I had to wonder, what changed? Was Casey Scanlon now just a better fisherman?

“Yes,” Scanlon answered to that exact question. “Really, the Elite Series was a great training ground. It wasn’t fun – don’t get me wrong – but it absolutely made me a better fisherman.”

Scanlon went on to emphasize that the Elites' baptism-by-fire mentality, dragging their anglers all across the continent to diverse fisheries unlike anything they’ve seen back home, set the stage for him to grow and mature as an angler.

“I realized that the only thing that held me back was myself,” Scanlon reflected. The 35-year-old now feels he fishes smarter, slowing down and staying with the groups of fish he found in practice, even if they move on him.

“In the past, I didn’t evaluate (fish) well in tournaments. But at Champlain, the fish moved every day on me. I stayed with them and it resulted in my first win.”

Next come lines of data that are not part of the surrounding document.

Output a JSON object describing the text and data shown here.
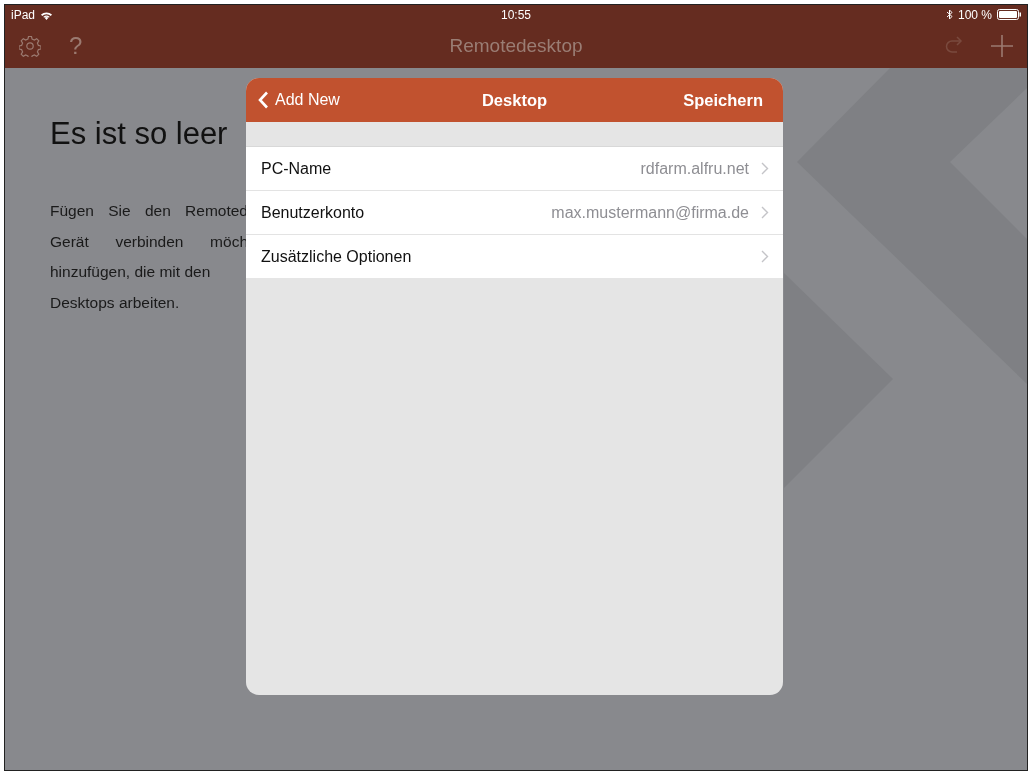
{
  "status_bar": {
    "device": "iPad",
    "time": "10:55",
    "battery": "100 %"
  },
  "nav_bar": {
    "title": "Remotedesktop",
    "help": "?"
  },
  "empty_state": {
    "heading": "Es ist so leer",
    "lines": [
      "Fügen Sie den Remoted",
      "Gerät verbinden möch",
      "hinzufügen, die mit den",
      "Desktops arbeiten."
    ]
  },
  "dialog": {
    "back": "Add New",
    "title": "Desktop",
    "save": "Speichern",
    "rows": [
      {
        "label": "PC-Name",
        "value": "rdfarm.alfru.net"
      },
      {
        "label": "Benutzerkonto",
        "value": "max.mustermann@firma.de"
      },
      {
        "label": "Zusätzliche Optionen"
      }
    ]
  }
}
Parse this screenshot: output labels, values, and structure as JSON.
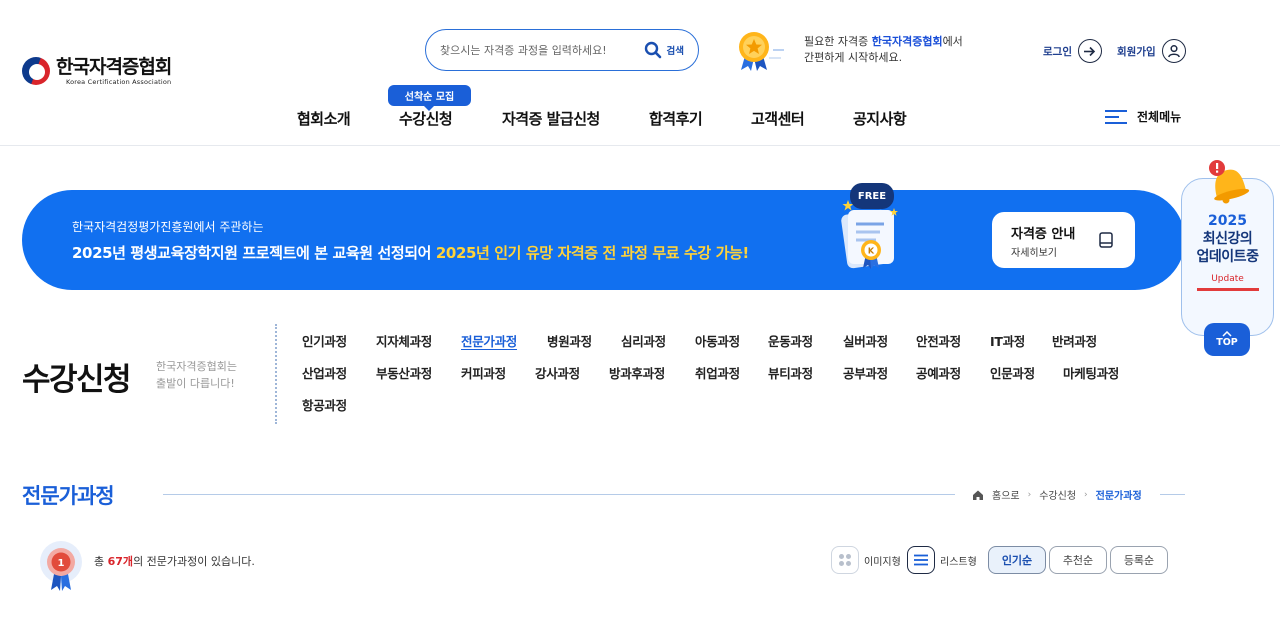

With his feet now solidly planted, I wanted to ask Scanlon the tough question. What about B.A.S.S., or the new BPT, and the higher payouts they now offer? Would he entertain a move back, or over?

“I don’t know what’s going to happen with any other organization, but I look forward to fishing FLW next year,” he answered, almost rehearsed.

I get it – don’t bite the hand that feeds you. And FLW is feeding him quite well. But I wondered if it was that cut-and-dry.

“You have to treat it like a business,” Scanlon explained of his direction. “The bass fishing world is exciting at this time. All of it’s so new, it’s scary. But it’s exciting.”

I wondered if he’d been called by the BPT prior to this season, as the group’s 80-man roster was being drawn up. After all, Scanlon was once a Major League Fishing select angler.

“My phone never rang,” Scanlon confided, admitting he would have liked the “opportunity to weigh my options.”

In any case, the FLW format fits Scanlon’s style. Immediately, he offered the greatest perk: “The off day (Wednesday prior to each tournament) is awesome. On the Elite Series, we had a short practice, then a meeting, then went right to the tournament.” Scanlon didn’t like the rat race.

I often make note when interviewing pros how each one shares this same viewpoint – loving the off-day. Then I wonder how long it will be before other trails adopt this standard.

In any case, Scanlon sees no reason to fret over his career path. “I look at tournaments as they come to me and keep on fishing. I know there’s going to be something to fish.”

Scanlon’s sponsor base is secure. “All have been with me through my entire career. That was another thing about fishing the Elites – it allowed me to grow business relationships with the sponsors I have currently, which has been huge for my career."

Scanlon’s still single, with no dependents, and his guide business fills in the holes in his schedule and checkbook.

What else is there in life? Twenty, 30 more years of the same, and ride off into the sunset, right?

“Do you ever retire as a bass fisherman?” Scanlon joked. “All of us would like to do that at some point.

“But it’s a tough life. Financial security hasn’t always been there. When good fortune comes your way, you need to make the most of it, be smart about it and put some money in the piggy bank.”

Pretty sound advice from a guy born in the '80s. Perhaps the Elite Series matured more than just Casey’s fishing.

(Joe Balog is the often-outspoken owner of Millennium Promotions, Inc., an agency operating in the fishing and hunting industries. A former Bassmaster Open and EverStart Championship winner, he's best known for his big-water innovations and hardcore fishing style. He's a popular seminar speaker, product designer and author, and is considered one of the most influential smallmouth fishermen of modern times.)